Katarzyna Kazak - Instytut Pileckiego
Commemorated on 24 March 2022 in Brzóza Królewska.
Katarzyna lived with her husband Sebastian and their children in the village of Brzóza Królewska near Leżajsk. The couple had eight children, of which three passed away at a very young age. The family earned a living through farm work and rearing animals. Katarzyna and Sebastian could always count on the support of their children, who not only helped them on the farm, but also sought out work outside the village. Their eldest daughter Agnieszka, and their youngest Józefa, stayed with their parents to the end.
The Second World War and the German occupation were incredibly difficult for Katarzyna and her family. In March 1942, her eldest son Józef perished in the Auschwitz concentration camp. Soon after, on 1 August 1942, the Germans began liquidating the local Jewish population; many of the Jews were taken to the camp in Bełżec, and those who managed to flee the transports went into hiding in the forests.
The Kazaks spent several weeks helping the children of their neighbor, Pinchas Wachs, but the children eventually returned to their own home, where they died along with their parents. The next person they helped was Chana Stiller. Chana’s daughter was a classmate of the Kazaks’ daughter Józefa. Katarzyna’s husband prepared a small space in the barn where Chana could hide during the day. At night, she went into the Kazaks’ house and was given food and a place to sleep. She was often visited by two male friends, who were also given food and a place to stay in the attic.

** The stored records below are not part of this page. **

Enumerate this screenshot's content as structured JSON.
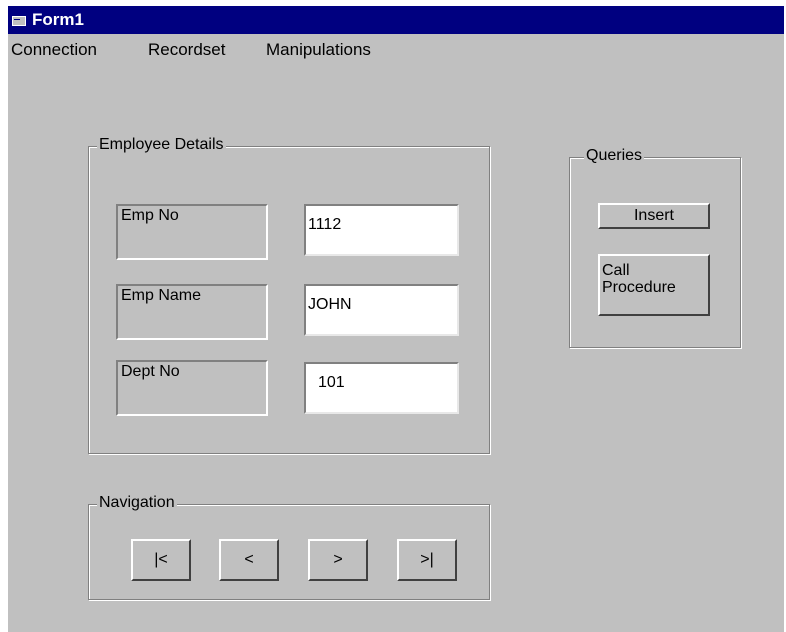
{
  "window": {
    "title": "Form1"
  },
  "menu": {
    "items": [
      "Connection",
      "Recordset",
      "Manipulations"
    ]
  },
  "employee_details": {
    "caption": "Employee Details",
    "fields": [
      {
        "label": "Emp No",
        "value": "1112"
      },
      {
        "label": "Emp Name",
        "value": "JOHN"
      },
      {
        "label": "Dept No",
        "value": "101"
      }
    ]
  },
  "queries": {
    "caption": "Queries",
    "insert_label": "Insert",
    "call_procedure_label_line1": "Call",
    "call_procedure_label_line2": "Procedure"
  },
  "navigation": {
    "caption": "Navigation",
    "first_label": "|<",
    "prev_label": "<",
    "next_label": ">",
    "last_label": ">|"
  }
}
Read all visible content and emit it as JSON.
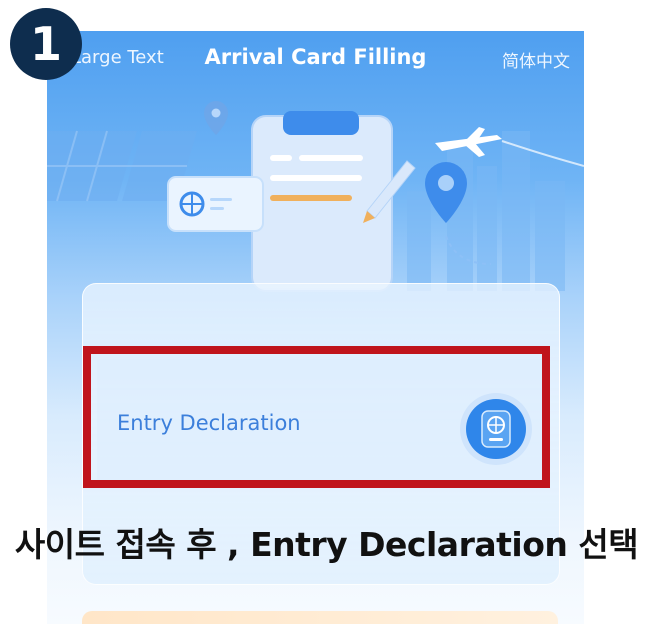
{
  "header": {
    "large_text": "Large Text",
    "title": "Arrival Card Filling",
    "language": "简体中文"
  },
  "card": {
    "entry_declaration_label": "Entry Declaration",
    "entry_declaration_icon": "passport-globe-icon"
  },
  "annotation": {
    "step_number": "1",
    "caption": "사이트 접속 후 , Entry Declaration 선택",
    "highlight_color": "#c0141c",
    "badge_color": "#0e2d4e"
  },
  "colors": {
    "accent_blue": "#3c7fdb",
    "header_blue": "#4f9ff0"
  }
}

On 27 March 1943, a cart carrying German gendarmes drove up to the Kazaks’ property. The Jews the family had been helping all happened to be at the house that day. The two Jews who were staying in the attic were shot first. Then the barn was searched. Chana Stiller was taken into the yard and shot. The Kazaks were also given the death sentence for helping Jews. Sebastian was shot first. When Katarzyna saw what happened to her husband, she suffered a brain hemorrhage and collapsed. She was executed with a shot to the head.
The village leader intervened to have the Kazaks buried at the local cemetery, but only an unsanctified grave could be secured. The Jews were buried in the farmyard. The Kazaks’ daughters, Agnieszka and Józefa, managed to escape and avoid execution, but they remained in danger for a long time after the events and were unable to return home.
In 2008, Katarzyna Kazak was named Righteous Among the Nations by the Yad Vashem Institute.